:: The records ::

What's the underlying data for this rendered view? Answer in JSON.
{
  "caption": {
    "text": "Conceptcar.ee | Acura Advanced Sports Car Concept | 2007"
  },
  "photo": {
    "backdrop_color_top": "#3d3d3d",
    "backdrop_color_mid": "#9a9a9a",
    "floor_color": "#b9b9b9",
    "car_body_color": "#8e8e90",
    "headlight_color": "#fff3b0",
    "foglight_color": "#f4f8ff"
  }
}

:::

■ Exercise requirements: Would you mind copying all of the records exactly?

■ Task result:
What's the underlying data for this rendered view? Answer in JSON.
{
  "caption": {
    "text": "Conceptcar.ee | Acura Advanced Sports Car Concept | 2007"
  },
  "photo": {
    "backdrop_color_top": "#3d3d3d",
    "backdrop_color_mid": "#9a9a9a",
    "floor_color": "#b9b9b9",
    "car_body_color": "#8e8e90",
    "headlight_color": "#fff3b0",
    "foglight_color": "#f4f8ff"
  }
}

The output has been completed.